Visitors crowded around it. It was a futuristic super-sports car featuring swing doors. Customers started sending blank cheques to purchase one. But the C 111 was not for sale. Only twelve such cars were built in 1969 and 1970.

Mercedes-Benz C 111 (5)

It came to test the rotary piston engine on a principle developed by Felix Wankel. A three-rotor Wankel engine powered the car and developed 280 horsepower. The variant displayed one year later in Geneva came with a four-rotor engine and 350 horsepower.

It turned out that the rotary engine had a fuel consumption and emissions about 50% higher than a V-engine with the same cubic capacity. Major setbacks which led to Mercedes-Benz putting an end to the development of the power unit in the early 1976.

Mercedes-Benz C 111 (9)

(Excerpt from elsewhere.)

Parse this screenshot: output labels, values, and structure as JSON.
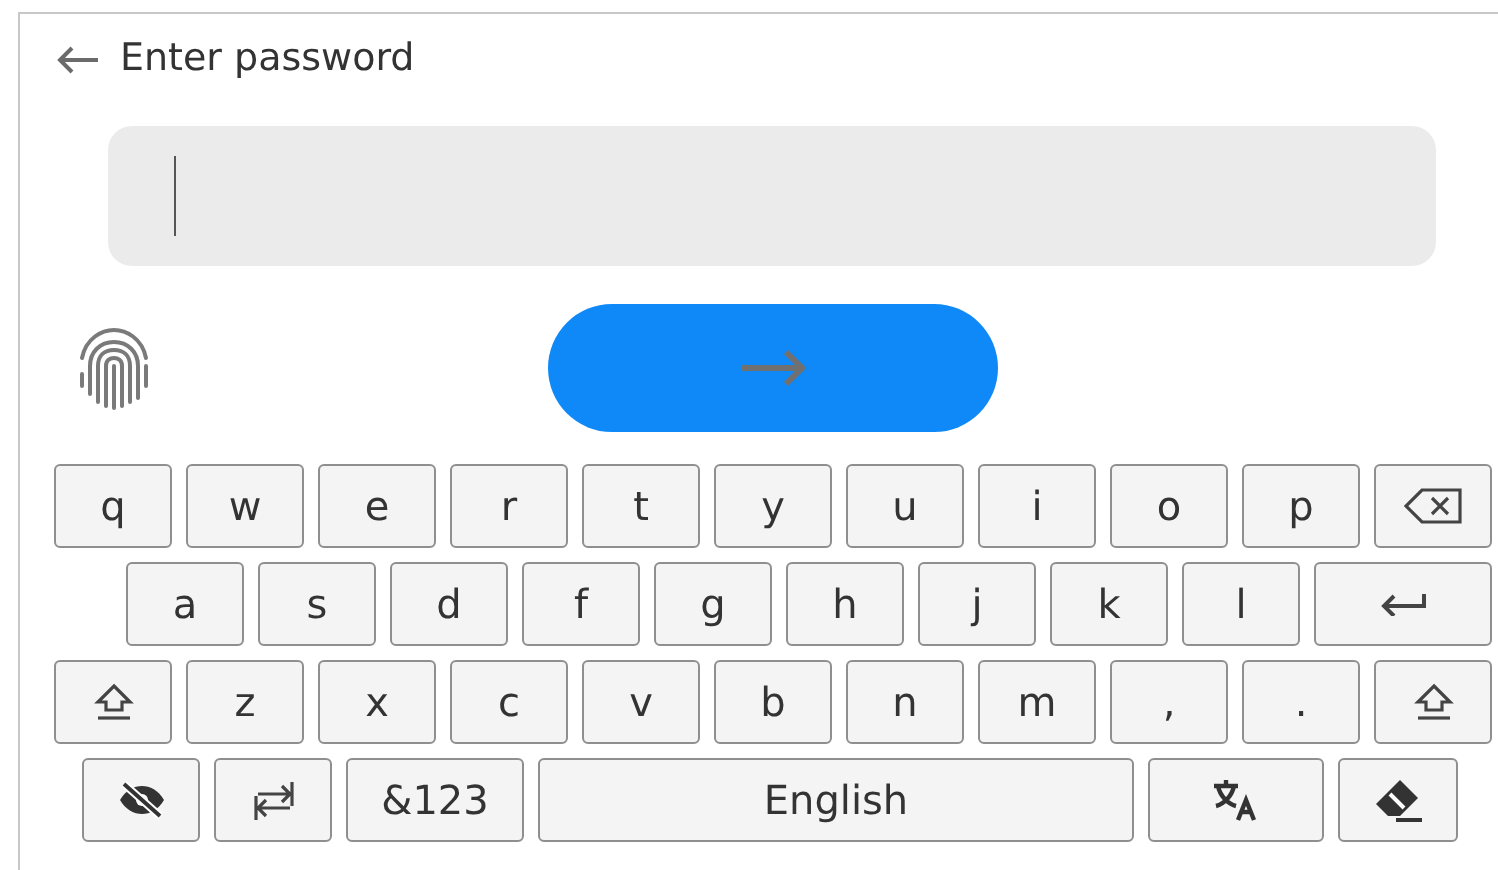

The model was under the liability of the head of passenger car development, Rudolf Uhlenhaut, while the project manager was Dr Hans Liebold, head of pre-development. A team led by Joseph Gallitzendörfer drew the fascinating vehicle, while the famous Bruno Sacco coordinated body development. On the 15th of July 1969, the wedge-shaped super-sports car was taken to Hockenheimring.

The C 111 looked odd with its body riveted at the joints and with glass-fiber reinforced plastic body parts. The metallic orange paint finish added dare and took it straight to stardom.

Mercedes-Benz C 111 (4)

Two versions with five-cylinder turbodiesel engines (C 111-II D in 1976 and C 111-III in 1978) were built, as well as the C 111-IV with a V8 petrol engine in 1979. On the high-speed track in Nardò, Italy, the C 111s established numerous new records, one of them the circuit world record with 403.978 km/h by the C 111-IV on 5 May 1979.

2014 was the year the car regained its place in history. Mercedes-Benz Classic restored one of the dream sports cars from their collection. And it was totally drivable, thanks to an M 116 3.5-litre V8 engine.

Mercedes-Benz C 111 (3)